These pocket layout squares are smaller in size but similar in function to a speed square, and just about as practical as a mini try square.
Sizes: 1-1/2″, 2-1/2″. 3-1/2″ in either metric or imperial
Price: $49.90 (set of three); $12.50 (1-1/2″); $14.90 (2-1/2″); $22.50 (3-1/2″)
Warranty: 90-day return policy
Made in: Canada
Small scale work is better done with small tools. At 1-1/2″, 2-1/2″ and 3-1/2″ these three Veritas layout squares fit the bill nicely. They can be used for marking and checking right angles, laying out angles up to 90° and for joinery work such as marking tail boards for dovetails and laying out cutlines for mortises and tenons.
They’re made from solid aluminum and have a matte anodized surface. The scale (either Imperial or metric) is laser etched on both sides. On the Imperial model that I use the scale is in 1/16″ increments while the protractor scale is in 1° increments. The 1/8″ markings are slightly longer than the 1/16″ markings and the 1/4″, 1/2″ and 3/4″ markings are a tad longer n turn than the 1/8″ markings. This makes it easier to mark out dimensions – but I do wish the marking were longer.
The 3-1/2″ model is about half the size and a quarter of the weight of a 6″ try square, making it a lot nicer to carry around in pants pocket or shop apron.
A really nice feature are the offset ledges on the base – which makes it very quick to lay out 1/8″ and 1/4″ registration lines on the edge of stock.
In a pinch you can use the square to mark out any angle up to 90°.
In between furniture projects I like to make small keepsake boxes and find that the 3-1/2″ square works very well for me. The 1-1/2″ square is a cute little thing, but somewhat impractical for my size of paws, though I think it would be a great gift for a youngster just getting into woodworking. Or thread it on a leather cord to hang around your neck as a talisman.
At $22.50 for the larger square and just under $15 for the 2-1/2″ model these are cheaper than a night out with the lads, and they’ll last a lifetime (given due care). They might seem a bit gimmicky at first glance, but they’re both eminently convenient and practical for small scale wood work.

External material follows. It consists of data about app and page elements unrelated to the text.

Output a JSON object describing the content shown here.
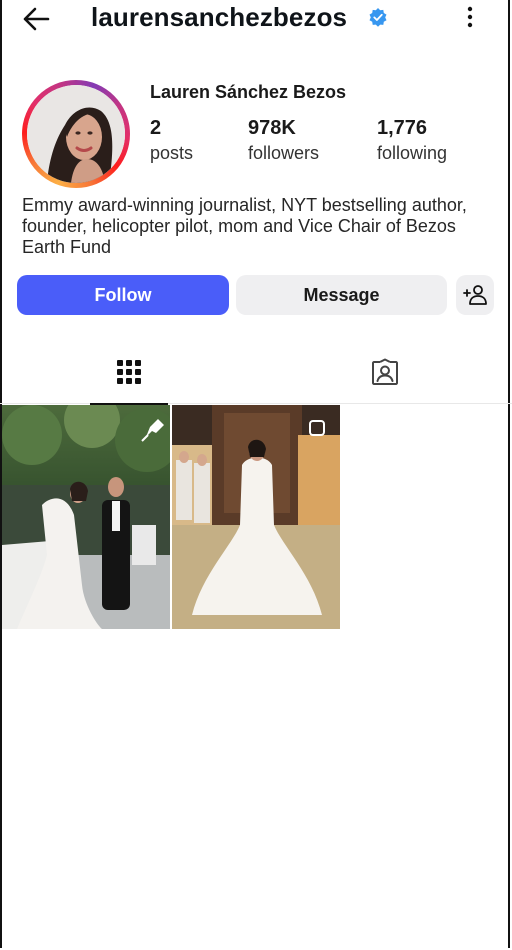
{
  "header": {
    "handle": "laurensanchezbezos",
    "back_icon": "arrow-left-icon",
    "verified_icon": "verified-badge-icon",
    "verified_color": "#3797f0",
    "more_icon": "more-vertical-icon"
  },
  "profile": {
    "full_name": "Lauren Sánchez Bezos",
    "stats": {
      "posts_count": "2",
      "posts_label": "posts",
      "followers_count": "978K",
      "followers_label": "followers",
      "following_count": "1,776",
      "following_label": "following"
    },
    "bio": "Emmy award-winning journalist, NYT bestselling author, founder, helicopter pilot, mom and Vice Chair of Bezos Earth Fund"
  },
  "actions": {
    "follow_label": "Follow",
    "message_label": "Message",
    "add_user_icon": "add-user-icon",
    "follow_color": "#4a5df9"
  },
  "tabs": [
    {
      "icon": "grid-icon",
      "selected": true
    },
    {
      "icon": "tagged-user-icon",
      "selected": false
    }
  ],
  "posts": [
    {
      "icon_overlay": "pin-icon"
    },
    {
      "icon_overlay": "multi-image-icon"
    }
  ]
}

Carl Duguay - [email protected]
Carl is a Victoria-based furniture maker and the web editor at Canadian Woodworking & Home Improvement.